======== Data ========
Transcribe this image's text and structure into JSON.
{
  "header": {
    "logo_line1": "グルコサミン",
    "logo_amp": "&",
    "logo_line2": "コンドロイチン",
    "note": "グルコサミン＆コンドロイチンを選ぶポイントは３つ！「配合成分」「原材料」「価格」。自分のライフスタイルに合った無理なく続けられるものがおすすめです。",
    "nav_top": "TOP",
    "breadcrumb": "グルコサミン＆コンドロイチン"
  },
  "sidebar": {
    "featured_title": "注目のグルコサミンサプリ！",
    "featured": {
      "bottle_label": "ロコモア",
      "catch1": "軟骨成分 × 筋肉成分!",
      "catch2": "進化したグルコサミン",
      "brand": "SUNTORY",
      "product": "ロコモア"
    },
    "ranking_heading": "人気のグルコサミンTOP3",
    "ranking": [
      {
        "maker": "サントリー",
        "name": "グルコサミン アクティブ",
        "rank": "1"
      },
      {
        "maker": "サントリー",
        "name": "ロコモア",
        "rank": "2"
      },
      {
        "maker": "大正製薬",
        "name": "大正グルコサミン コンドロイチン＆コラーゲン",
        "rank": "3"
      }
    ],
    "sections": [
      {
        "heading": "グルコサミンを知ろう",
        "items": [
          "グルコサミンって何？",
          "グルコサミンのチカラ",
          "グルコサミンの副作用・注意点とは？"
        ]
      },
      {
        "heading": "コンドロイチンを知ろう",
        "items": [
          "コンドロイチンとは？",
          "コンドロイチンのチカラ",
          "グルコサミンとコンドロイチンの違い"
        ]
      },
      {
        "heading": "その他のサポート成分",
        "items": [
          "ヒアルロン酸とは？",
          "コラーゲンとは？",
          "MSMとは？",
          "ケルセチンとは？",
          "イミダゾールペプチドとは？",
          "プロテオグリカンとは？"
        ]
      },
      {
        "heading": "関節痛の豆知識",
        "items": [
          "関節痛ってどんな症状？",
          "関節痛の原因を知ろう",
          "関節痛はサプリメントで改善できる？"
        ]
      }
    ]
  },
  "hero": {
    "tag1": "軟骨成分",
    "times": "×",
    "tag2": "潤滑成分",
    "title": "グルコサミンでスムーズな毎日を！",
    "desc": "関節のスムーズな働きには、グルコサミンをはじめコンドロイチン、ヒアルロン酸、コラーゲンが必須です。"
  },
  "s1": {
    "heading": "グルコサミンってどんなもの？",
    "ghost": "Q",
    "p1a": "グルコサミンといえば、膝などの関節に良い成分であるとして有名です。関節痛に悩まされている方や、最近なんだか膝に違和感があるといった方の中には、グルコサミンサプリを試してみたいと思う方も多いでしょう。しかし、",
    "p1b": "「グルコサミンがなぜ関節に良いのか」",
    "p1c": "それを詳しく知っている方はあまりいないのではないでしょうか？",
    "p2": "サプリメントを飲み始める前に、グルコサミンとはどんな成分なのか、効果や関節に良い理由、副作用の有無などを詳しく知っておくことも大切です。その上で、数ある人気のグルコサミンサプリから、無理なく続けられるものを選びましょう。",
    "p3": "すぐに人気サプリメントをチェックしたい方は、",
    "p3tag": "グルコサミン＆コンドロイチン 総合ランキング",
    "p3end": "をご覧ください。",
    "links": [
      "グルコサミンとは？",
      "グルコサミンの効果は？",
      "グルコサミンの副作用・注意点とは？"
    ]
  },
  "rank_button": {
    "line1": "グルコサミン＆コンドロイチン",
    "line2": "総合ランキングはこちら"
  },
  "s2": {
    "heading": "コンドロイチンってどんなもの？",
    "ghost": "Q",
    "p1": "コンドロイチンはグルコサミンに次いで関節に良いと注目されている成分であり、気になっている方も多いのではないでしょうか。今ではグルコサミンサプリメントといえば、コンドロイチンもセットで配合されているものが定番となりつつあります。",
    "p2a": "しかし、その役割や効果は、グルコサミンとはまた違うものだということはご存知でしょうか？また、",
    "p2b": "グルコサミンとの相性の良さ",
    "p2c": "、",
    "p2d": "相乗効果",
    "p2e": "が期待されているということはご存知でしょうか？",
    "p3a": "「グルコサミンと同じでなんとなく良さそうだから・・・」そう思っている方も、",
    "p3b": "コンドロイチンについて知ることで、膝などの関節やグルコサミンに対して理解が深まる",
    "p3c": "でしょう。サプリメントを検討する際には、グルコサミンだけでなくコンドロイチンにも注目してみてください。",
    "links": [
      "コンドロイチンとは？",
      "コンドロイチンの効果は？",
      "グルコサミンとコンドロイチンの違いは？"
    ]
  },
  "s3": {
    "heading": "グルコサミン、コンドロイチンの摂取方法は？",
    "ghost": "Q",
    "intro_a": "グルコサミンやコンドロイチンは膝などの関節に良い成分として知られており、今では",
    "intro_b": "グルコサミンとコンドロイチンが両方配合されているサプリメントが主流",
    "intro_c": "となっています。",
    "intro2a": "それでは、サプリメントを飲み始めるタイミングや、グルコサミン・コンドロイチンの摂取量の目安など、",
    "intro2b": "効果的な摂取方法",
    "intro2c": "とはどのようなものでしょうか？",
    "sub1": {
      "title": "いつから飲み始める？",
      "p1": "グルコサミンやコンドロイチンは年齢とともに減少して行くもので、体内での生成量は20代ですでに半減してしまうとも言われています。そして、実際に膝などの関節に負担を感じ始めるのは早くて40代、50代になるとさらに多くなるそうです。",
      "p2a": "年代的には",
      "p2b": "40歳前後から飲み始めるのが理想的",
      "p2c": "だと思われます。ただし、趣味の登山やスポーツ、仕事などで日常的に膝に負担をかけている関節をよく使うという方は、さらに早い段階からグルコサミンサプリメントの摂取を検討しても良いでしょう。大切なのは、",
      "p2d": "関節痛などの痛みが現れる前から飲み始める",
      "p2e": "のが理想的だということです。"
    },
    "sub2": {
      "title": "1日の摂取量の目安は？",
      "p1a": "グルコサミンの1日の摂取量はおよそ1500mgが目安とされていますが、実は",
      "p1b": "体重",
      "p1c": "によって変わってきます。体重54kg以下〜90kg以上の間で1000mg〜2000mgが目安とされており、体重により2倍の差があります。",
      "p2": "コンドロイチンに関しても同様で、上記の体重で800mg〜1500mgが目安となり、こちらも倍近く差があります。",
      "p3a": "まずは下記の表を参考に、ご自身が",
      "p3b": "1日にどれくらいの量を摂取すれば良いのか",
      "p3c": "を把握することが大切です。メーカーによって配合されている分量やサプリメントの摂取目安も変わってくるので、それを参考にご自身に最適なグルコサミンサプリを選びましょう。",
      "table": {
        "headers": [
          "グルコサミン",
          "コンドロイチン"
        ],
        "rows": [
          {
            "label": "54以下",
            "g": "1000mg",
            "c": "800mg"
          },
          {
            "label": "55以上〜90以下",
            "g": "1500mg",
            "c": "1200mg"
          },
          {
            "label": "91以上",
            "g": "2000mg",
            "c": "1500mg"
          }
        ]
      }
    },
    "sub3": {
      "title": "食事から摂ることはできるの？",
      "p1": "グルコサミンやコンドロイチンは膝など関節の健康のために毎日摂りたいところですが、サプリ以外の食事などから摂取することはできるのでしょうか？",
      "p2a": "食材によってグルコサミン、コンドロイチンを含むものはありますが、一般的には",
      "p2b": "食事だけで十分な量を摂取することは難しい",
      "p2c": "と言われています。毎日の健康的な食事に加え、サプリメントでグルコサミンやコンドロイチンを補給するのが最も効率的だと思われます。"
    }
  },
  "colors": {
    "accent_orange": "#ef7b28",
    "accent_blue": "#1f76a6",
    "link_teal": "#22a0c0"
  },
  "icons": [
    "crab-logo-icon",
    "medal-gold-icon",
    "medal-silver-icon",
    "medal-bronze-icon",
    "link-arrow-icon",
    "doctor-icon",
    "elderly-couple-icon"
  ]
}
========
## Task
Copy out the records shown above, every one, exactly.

## Solution
Transcribe this image's text and structure into JSON.
{
  "header": {
    "logo_line1": "グルコサミン",
    "logo_amp": "&",
    "logo_line2": "コンドロイチン",
    "note": "グルコサミン＆コンドロイチンを選ぶポイントは３つ！「配合成分」「原材料」「価格」。自分のライフスタイルに合った無理なく続けられるものがおすすめです。",
    "nav_top": "TOP",
    "breadcrumb": "グルコサミン＆コンドロイチン"
  },
  "sidebar": {
    "featured_title": "注目のグルコサミンサプリ！",
    "featured": {
      "bottle_label": "ロコモア",
      "catch1": "軟骨成分 × 筋肉成分!",
      "catch2": "進化したグルコサミン",
      "brand": "SUNTORY",
      "product": "ロコモア"
    },
    "ranking_heading": "人気のグルコサミンTOP3",
    "ranking": [
      {
        "maker": "サントリー",
        "name": "グルコサミン アクティブ",
        "rank": "1"
      },
      {
        "maker": "サントリー",
        "name": "ロコモア",
        "rank": "2"
      },
      {
        "maker": "大正製薬",
        "name": "大正グルコサミン コンドロイチン＆コラーゲン",
        "rank": "3"
      }
    ],
    "sections": [
      {
        "heading": "グルコサミンを知ろう",
        "items": [
          "グルコサミンって何？",
          "グルコサミンのチカラ",
          "グルコサミンの副作用・注意点とは？"
        ]
      },
      {
        "heading": "コンドロイチンを知ろう",
        "items": [
          "コンドロイチンとは？",
          "コンドロイチンのチカラ",
          "グルコサミンとコンドロイチンの違い"
        ]
      },
      {
        "heading": "その他のサポート成分",
        "items": [
          "ヒアルロン酸とは？",
          "コラーゲンとは？",
          "MSMとは？",
          "ケルセチンとは？",
          "イミダゾールペプチドとは？",
          "プロテオグリカンとは？"
        ]
      },
      {
        "heading": "関節痛の豆知識",
        "items": [
          "関節痛ってどんな症状？",
          "関節痛の原因を知ろう",
          "関節痛はサプリメントで改善できる？"
        ]
      }
    ]
  },
  "hero": {
    "tag1": "軟骨成分",
    "times": "×",
    "tag2": "潤滑成分",
    "title": "グルコサミンでスムーズな毎日を！",
    "desc": "関節のスムーズな働きには、グルコサミンをはじめコンドロイチン、ヒアルロン酸、コラーゲンが必須です。"
  },
  "s1": {
    "heading": "グルコサミンってどんなもの？",
    "ghost": "Q",
    "p1a": "グルコサミンといえば、膝などの関節に良い成分であるとして有名です。関節痛に悩まされている方や、最近なんだか膝に違和感があるといった方の中には、グルコサミンサプリを試してみたいと思う方も多いでしょう。しかし、",
    "p1b": "「グルコサミンがなぜ関節に良いのか」",
    "p1c": "それを詳しく知っている方はあまりいないのではないでしょうか？",
    "p2": "サプリメントを飲み始める前に、グルコサミンとはどんな成分なのか、効果や関節に良い理由、副作用の有無などを詳しく知っておくことも大切です。その上で、数ある人気のグルコサミンサプリから、無理なく続けられるものを選びましょう。",
    "p3": "すぐに人気サプリメントをチェックしたい方は、",
    "p3tag": "グルコサミン＆コンドロイチン 総合ランキング",
    "p3end": "をご覧ください。",
    "links": [
      "グルコサミンとは？",
      "グルコサミンの効果は？",
      "グルコサミンの副作用・注意点とは？"
    ]
  },
  "rank_button": {
    "line1": "グルコサミン＆コンドロイチン",
    "line2": "総合ランキングはこちら"
  },
  "s2": {
    "heading": "コンドロイチンってどんなもの？",
    "ghost": "Q",
    "p1": "コンドロイチンはグルコサミンに次いで関節に良いと注目されている成分であり、気になっている方も多いのではないでしょうか。今ではグルコサミンサプリメントといえば、コンドロイチンもセットで配合されているものが定番となりつつあります。",
    "p2a": "しかし、その役割や効果は、グルコサミンとはまた違うものだということはご存知でしょうか？また、",
    "p2b": "グルコサミンとの相性の良さ",
    "p2c": "、",
    "p2d": "相乗効果",
    "p2e": "が期待されているということはご存知でしょうか？",
    "p3a": "「グルコサミンと同じでなんとなく良さそうだから・・・」そう思っている方も、",
    "p3b": "コンドロイチンについて知ることで、膝などの関節やグルコサミンに対して理解が深まる",
    "p3c": "でしょう。サプリメントを検討する際には、グルコサミンだけでなくコンドロイチンにも注目してみてください。",
    "links": [
      "コンドロイチンとは？",
      "コンドロイチンの効果は？",
      "グルコサミンとコンドロイチンの違いは？"
    ]
  },
  "s3": {
    "heading": "グルコサミン、コンドロイチンの摂取方法は？",
    "ghost": "Q",
    "intro_a": "グルコサミンやコンドロイチンは膝などの関節に良い成分として知られており、今では",
    "intro_b": "グルコサミンとコンドロイチンが両方配合されているサプリメントが主流",
    "intro_c": "となっています。",
    "intro2a": "それでは、サプリメントを飲み始めるタイミングや、グルコサミン・コンドロイチンの摂取量の目安など、",
    "intro2b": "効果的な摂取方法",
    "intro2c": "とはどのようなものでしょうか？",
    "sub1": {
      "title": "いつから飲み始める？",
      "p1": "グルコサミンやコンドロイチンは年齢とともに減少して行くもので、体内での生成量は20代ですでに半減してしまうとも言われています。そして、実際に膝などの関節に負担を感じ始めるのは早くて40代、50代になるとさらに多くなるそうです。",
      "p2a": "年代的には",
      "p2b": "40歳前後から飲み始めるのが理想的",
      "p2c": "だと思われます。ただし、趣味の登山やスポーツ、仕事などで日常的に膝に負担をかけている関節をよく使うという方は、さらに早い段階からグルコサミンサプリメントの摂取を検討しても良いでしょう。大切なのは、",
      "p2d": "関節痛などの痛みが現れる前から飲み始める",
      "p2e": "のが理想的だということです。"
    },
    "sub2": {
      "title": "1日の摂取量の目安は？",
      "p1a": "グルコサミンの1日の摂取量はおよそ1500mgが目安とされていますが、実は",
      "p1b": "体重",
      "p1c": "によって変わってきます。体重54kg以下〜90kg以上の間で1000mg〜2000mgが目安とされており、体重により2倍の差があります。",
      "p2": "コンドロイチンに関しても同様で、上記の体重で800mg〜1500mgが目安となり、こちらも倍近く差があります。",
      "p3a": "まずは下記の表を参考に、ご自身が",
      "p3b": "1日にどれくらいの量を摂取すれば良いのか",
      "p3c": "を把握することが大切です。メーカーによって配合されている分量やサプリメントの摂取目安も変わってくるので、それを参考にご自身に最適なグルコサミンサプリを選びましょう。",
      "table": {
        "headers": [
          "グルコサミン",
          "コンドロイチン"
        ],
        "rows": [
          {
            "label": "54以下",
            "g": "1000mg",
            "c": "800mg"
          },
          {
            "label": "55以上〜90以下",
            "g": "1500mg",
            "c": "1200mg"
          },
          {
            "label": "91以上",
            "g": "2000mg",
            "c": "1500mg"
          }
        ]
      }
    },
    "sub3": {
      "title": "食事から摂ることはできるの？",
      "p1": "グルコサミンやコンドロイチンは膝など関節の健康のために毎日摂りたいところですが、サプリ以外の食事などから摂取することはできるのでしょうか？",
      "p2a": "食材によってグルコサミン、コンドロイチンを含むものはありますが、一般的には",
      "p2b": "食事だけで十分な量を摂取することは難しい",
      "p2c": "と言われています。毎日の健康的な食事に加え、サプリメントでグルコサミンやコンドロイチンを補給するのが最も効率的だと思われます。"
    }
  },
  "colors": {
    "accent_orange": "#ef7b28",
    "accent_blue": "#1f76a6",
    "link_teal": "#22a0c0"
  },
  "icons": [
    "crab-logo-icon",
    "medal-gold-icon",
    "medal-silver-icon",
    "medal-bronze-icon",
    "link-arrow-icon",
    "doctor-icon",
    "elderly-couple-icon"
  ]
}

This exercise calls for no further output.